__What you have to do__:
Filter the listing down to the lines containing the word "multiple".

Content starts

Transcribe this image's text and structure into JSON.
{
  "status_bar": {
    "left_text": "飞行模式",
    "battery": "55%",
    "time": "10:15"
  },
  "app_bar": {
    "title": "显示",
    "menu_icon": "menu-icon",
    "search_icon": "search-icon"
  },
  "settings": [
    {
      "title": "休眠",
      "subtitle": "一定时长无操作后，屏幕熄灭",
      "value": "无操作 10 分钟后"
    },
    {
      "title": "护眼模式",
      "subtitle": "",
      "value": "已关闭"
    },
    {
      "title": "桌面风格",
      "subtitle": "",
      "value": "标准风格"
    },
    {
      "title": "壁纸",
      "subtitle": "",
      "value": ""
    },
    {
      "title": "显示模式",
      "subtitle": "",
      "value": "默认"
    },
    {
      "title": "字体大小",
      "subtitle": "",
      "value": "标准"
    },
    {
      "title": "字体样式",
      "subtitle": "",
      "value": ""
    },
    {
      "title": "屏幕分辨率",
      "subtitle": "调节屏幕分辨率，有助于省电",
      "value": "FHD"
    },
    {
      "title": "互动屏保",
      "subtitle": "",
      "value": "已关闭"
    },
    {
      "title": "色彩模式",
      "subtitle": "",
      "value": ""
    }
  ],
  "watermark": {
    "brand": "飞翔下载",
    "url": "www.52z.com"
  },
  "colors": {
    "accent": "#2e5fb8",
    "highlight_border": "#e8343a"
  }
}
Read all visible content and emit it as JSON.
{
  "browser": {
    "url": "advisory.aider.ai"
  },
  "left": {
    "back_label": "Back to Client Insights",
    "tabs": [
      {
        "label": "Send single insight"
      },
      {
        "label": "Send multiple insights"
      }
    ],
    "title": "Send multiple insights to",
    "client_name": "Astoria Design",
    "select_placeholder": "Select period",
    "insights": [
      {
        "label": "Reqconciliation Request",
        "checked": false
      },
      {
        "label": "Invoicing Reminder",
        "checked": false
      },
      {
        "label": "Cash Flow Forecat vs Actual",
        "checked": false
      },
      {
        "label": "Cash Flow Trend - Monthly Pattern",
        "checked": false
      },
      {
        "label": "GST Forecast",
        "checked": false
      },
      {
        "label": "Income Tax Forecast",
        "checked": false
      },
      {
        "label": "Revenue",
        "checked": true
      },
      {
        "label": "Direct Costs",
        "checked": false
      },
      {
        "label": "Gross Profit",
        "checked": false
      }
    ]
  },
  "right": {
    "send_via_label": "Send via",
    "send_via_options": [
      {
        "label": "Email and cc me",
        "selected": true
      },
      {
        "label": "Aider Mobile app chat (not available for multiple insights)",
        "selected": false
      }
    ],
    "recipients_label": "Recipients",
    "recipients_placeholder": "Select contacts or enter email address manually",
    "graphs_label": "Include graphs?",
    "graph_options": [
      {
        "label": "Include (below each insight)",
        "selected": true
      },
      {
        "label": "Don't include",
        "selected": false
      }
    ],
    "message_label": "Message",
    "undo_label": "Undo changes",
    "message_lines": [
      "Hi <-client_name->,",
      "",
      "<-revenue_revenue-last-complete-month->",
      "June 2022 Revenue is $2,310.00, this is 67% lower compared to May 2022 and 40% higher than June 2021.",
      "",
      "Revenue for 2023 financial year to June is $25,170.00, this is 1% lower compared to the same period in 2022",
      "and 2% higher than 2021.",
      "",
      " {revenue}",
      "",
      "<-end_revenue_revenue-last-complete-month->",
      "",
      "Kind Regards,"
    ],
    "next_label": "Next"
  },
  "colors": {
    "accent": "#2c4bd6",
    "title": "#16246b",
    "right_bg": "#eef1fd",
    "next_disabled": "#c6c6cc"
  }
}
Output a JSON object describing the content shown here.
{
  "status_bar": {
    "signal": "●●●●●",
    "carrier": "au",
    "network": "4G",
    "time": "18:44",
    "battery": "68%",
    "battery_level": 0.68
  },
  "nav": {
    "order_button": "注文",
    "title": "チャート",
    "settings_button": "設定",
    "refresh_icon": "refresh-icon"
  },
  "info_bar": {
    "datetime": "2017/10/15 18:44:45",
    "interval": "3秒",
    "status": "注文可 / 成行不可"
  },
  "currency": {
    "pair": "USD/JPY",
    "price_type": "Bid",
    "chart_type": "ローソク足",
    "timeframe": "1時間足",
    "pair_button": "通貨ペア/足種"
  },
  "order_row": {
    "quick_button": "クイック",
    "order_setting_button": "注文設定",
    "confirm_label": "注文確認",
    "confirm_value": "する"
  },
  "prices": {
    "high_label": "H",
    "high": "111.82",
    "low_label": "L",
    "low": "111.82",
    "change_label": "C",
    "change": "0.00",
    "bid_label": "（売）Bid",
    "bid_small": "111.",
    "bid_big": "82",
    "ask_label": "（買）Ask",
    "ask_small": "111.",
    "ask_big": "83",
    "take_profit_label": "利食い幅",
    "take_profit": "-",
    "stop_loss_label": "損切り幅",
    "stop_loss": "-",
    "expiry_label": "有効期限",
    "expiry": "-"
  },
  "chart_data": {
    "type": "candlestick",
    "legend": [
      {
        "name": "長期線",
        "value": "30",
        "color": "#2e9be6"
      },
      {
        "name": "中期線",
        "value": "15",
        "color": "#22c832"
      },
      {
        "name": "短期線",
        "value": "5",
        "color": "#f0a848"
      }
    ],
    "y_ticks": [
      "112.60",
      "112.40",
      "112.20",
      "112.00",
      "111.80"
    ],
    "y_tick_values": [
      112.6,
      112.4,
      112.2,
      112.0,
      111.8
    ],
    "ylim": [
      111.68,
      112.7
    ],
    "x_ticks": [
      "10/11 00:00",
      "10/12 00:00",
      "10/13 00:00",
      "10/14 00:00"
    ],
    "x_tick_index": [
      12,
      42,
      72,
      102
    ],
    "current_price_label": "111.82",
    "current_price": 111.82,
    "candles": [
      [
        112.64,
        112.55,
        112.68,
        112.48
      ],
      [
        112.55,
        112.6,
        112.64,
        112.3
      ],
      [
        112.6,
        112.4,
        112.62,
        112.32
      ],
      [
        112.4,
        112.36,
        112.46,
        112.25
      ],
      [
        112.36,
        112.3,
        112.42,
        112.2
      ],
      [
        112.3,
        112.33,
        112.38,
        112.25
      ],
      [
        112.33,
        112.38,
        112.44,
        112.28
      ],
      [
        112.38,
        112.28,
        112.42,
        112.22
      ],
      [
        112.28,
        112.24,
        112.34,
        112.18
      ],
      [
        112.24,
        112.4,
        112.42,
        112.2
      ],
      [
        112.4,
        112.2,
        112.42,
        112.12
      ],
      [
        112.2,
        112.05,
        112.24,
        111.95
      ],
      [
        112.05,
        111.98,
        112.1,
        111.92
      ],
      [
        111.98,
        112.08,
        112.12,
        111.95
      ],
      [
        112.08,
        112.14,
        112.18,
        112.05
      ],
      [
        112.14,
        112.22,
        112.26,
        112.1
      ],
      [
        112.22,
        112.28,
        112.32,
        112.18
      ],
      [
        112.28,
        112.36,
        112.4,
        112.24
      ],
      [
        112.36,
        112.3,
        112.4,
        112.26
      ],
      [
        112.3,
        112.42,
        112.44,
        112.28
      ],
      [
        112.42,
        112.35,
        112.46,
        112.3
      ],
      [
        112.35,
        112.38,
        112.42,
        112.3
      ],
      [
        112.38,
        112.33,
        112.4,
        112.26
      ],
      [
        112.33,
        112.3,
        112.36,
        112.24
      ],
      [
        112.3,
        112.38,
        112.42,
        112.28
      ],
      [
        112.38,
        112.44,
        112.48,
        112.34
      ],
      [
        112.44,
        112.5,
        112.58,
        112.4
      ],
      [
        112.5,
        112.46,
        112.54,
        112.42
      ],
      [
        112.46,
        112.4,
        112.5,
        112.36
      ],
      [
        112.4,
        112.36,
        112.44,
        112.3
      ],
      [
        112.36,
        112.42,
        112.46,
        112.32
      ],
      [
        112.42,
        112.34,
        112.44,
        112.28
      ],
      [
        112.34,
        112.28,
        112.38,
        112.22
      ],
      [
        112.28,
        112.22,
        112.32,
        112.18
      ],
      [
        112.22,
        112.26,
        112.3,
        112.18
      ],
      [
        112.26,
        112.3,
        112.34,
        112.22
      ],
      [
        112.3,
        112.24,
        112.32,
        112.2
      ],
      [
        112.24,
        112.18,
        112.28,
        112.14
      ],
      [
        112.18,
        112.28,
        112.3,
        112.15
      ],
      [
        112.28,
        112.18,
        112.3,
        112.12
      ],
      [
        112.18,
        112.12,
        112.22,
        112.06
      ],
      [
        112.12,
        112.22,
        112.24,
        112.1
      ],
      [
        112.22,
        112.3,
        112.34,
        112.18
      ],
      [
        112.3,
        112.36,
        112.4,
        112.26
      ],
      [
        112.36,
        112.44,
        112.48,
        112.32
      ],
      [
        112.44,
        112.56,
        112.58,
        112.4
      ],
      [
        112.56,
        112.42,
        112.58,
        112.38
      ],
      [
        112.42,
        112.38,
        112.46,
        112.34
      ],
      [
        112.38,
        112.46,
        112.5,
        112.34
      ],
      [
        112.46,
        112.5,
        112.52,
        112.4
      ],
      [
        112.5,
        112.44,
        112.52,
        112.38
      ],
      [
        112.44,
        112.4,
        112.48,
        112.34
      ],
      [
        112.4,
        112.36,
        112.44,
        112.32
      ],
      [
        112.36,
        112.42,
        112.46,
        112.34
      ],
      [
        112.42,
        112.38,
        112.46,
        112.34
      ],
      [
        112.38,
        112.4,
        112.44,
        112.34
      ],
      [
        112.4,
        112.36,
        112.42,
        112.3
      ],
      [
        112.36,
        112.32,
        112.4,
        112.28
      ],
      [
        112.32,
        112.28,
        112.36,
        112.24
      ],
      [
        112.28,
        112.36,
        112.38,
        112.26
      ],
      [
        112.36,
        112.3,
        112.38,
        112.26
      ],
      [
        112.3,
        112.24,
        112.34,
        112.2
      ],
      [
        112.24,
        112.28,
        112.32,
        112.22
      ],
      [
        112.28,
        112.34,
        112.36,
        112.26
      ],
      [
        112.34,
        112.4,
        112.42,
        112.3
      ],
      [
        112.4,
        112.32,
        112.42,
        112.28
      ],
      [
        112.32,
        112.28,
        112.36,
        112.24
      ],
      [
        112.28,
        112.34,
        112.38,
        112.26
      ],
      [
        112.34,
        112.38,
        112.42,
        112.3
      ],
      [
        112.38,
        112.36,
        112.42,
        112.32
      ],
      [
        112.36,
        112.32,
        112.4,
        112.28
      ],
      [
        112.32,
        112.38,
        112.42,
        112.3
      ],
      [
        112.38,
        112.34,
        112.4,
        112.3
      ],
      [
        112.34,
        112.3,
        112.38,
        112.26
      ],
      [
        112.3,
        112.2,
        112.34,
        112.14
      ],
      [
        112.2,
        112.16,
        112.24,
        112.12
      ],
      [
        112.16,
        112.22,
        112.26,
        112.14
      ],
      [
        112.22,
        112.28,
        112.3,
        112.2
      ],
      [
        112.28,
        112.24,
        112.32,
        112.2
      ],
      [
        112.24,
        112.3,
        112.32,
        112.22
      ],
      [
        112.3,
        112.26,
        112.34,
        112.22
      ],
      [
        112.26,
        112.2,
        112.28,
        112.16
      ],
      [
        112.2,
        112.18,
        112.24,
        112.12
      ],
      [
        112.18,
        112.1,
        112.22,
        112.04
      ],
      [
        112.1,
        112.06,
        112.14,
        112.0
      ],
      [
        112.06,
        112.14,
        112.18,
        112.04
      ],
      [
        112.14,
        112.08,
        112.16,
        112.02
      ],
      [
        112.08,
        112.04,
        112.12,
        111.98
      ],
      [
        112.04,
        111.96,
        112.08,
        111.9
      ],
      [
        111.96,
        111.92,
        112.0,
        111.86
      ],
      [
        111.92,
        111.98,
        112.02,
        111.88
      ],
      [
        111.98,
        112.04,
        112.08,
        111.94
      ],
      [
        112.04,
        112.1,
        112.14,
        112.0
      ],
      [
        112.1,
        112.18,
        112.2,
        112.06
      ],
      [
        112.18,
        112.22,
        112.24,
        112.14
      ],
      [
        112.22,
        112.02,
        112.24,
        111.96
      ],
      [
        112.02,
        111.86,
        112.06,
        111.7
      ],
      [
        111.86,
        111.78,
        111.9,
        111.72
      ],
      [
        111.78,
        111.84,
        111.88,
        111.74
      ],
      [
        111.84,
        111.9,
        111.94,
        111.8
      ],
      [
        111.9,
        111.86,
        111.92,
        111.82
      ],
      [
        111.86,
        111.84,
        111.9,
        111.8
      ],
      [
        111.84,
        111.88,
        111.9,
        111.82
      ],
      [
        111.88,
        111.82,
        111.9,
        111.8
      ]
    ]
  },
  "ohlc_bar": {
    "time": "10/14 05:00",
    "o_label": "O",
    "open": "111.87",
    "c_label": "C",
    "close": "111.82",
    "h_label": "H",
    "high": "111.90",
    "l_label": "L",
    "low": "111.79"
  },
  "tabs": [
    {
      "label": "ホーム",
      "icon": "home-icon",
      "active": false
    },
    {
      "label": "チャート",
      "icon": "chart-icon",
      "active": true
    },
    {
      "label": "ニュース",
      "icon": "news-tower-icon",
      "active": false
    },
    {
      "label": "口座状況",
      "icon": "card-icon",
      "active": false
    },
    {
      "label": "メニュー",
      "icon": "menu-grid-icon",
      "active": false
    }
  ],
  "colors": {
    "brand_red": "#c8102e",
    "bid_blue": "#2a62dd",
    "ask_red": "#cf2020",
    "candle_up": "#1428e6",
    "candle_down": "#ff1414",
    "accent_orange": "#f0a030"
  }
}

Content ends

__Task solution__:
        "label": "Send multiple insights"
    "title": "Send multiple insights to",
        "label": "Aider Mobile app chat (not available for multiple insights)",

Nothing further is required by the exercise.